    6) Specify Concentration-Related Inputs: Based on the source-to-concentration method specified, the user will enter decay and dispersion inputs, or concentration distributions for different time-periods, or time-series data.

    7) Specify General Exposure and Dose Factors: The user specifies all other inputs including exposure factors, transfer variables, input variable correlations, etc.

    8) Run Simulation: Run the current simulation and monitor its progress via a progress screen.

    9) View the Results. The user may employ the built-in tools provided by SHEDS to view results for the population or for individuals.

    The following tutorial is designed to guide the user through these steps for a simple, single- chemical SHEDS-Residential run.

    4 Example Tutorial Case Study: Exposure to Permethrin from a Residential Application Scenario

    This section provides an example of creating a SHEDS-Residential run from start to finish. The run presented herein is a single-chemical variability run for Permethrin. The run considers a single application scenario (an indoor crack-crevice aerosol); the application dates are model- determined. This example run is included in the SHEDS-Residential installation; it will be available for selection when Edit an Existing Run is selected under the name Permethrin Case Study. However, the steps presented here show the user how to create the run from scratch. Each step in creating the run will be illustrated with an accompanying screenshot.

  • Note: Since SHEDS is in development, the results seen here may differ from that seen by the user.

    Start the SHEDS-Residential interface. Select Cumulative Mode. Although this is a single-chemical run, this example will step through the Cumulative Model screens so the user can see the steps they would need to complete for a multichemical run.

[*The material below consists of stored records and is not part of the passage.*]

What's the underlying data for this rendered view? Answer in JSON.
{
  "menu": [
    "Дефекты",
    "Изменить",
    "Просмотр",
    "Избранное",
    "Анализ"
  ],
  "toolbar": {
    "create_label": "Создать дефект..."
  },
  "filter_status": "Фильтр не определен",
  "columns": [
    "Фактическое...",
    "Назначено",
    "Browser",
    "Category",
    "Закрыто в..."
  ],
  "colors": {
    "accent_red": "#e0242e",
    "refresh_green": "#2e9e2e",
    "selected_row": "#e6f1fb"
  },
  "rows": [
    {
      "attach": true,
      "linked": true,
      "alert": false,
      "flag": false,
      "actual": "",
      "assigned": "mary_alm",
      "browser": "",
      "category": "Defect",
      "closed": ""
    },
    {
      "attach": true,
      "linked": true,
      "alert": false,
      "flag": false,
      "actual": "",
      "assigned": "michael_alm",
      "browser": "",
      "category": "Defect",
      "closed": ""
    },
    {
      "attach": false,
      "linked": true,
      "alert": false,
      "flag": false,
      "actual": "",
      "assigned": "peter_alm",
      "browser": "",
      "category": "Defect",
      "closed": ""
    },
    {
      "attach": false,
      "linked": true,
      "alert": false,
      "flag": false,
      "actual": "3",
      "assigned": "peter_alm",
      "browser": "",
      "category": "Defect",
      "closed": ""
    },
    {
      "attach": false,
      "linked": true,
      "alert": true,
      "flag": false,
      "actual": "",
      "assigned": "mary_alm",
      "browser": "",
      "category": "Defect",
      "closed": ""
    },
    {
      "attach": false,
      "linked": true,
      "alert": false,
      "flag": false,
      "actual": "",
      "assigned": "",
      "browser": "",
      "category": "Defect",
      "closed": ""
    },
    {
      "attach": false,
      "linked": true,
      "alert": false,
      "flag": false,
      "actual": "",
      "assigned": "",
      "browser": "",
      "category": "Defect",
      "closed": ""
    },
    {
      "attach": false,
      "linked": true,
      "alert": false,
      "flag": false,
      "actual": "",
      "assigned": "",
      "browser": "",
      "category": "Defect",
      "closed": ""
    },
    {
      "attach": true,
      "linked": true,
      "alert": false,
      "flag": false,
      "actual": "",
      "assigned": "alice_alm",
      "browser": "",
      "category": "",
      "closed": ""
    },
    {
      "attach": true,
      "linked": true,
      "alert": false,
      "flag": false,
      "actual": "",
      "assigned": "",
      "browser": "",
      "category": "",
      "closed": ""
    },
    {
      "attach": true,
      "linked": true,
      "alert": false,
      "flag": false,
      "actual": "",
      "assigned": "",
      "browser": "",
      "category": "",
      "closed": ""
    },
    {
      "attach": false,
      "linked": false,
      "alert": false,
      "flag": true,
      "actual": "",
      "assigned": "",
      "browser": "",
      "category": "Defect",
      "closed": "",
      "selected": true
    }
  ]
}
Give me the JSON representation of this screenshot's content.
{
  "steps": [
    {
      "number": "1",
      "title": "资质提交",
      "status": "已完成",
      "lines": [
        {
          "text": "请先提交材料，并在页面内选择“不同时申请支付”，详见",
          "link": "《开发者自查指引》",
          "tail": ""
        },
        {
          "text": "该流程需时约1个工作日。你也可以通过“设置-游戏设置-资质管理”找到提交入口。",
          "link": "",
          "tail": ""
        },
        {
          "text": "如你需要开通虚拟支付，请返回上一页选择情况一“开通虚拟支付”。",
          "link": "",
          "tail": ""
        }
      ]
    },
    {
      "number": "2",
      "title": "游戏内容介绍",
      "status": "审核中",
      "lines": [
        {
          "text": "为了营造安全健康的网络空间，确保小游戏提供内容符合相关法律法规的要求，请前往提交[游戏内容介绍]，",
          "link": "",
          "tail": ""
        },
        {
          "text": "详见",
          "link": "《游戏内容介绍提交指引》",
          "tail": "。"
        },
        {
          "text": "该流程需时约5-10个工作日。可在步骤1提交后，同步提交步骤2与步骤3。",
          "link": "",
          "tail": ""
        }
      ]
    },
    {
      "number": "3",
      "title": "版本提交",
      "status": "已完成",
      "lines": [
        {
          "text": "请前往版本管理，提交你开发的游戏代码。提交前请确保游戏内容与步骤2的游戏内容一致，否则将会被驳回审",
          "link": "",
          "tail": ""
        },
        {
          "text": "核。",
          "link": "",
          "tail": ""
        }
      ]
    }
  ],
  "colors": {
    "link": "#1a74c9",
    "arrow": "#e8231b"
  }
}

    Click .

    Start the process of creating a new SHEDS Run by clicking .

    Detailed instructions for creating a new run are given in Section 5.3 of the SHEDS-Residential User Guide.

  • Click . Enter a name for the run, in this case, “Permethrin.”

    Click . The location of the information for the run (input and output) can be changed on this screen, if desired.

    Enter a description for the run, if desired (this is optional).

    Click .

  • Click . The run type “Variability” will be selected by default.

    Select “Optional Group Definitions,” and choose to run males and females 3-5 years of age by highlighting the age groups.

    Enter a population size of 500 profiles, which are simulated persons (this can be directly typed in, or the arrows can be used to select common population sizes). The number of total iterations is automatically updated. Since this is a variability run, the number of iterations is the same as the number of profiles. If this were a sensitivity or uncertainty run, the number of iterations would be the number of profiles times the number of times the entire population is run (i.e. the number of model runs).

    Click .

    Detailed instructions for specifying these options are given in Section 5.4 of the SHEDS-Residential User Guide.

  • Click on on the Main screen.

    Select January, 1, 2010 as the start date. By default, 365 as the number of days in the year, since 2010 is not a leap year. If the year selected was a leap year, by default SHEDS would set 366 days as the default simulation length. Note, however that the user is free to choo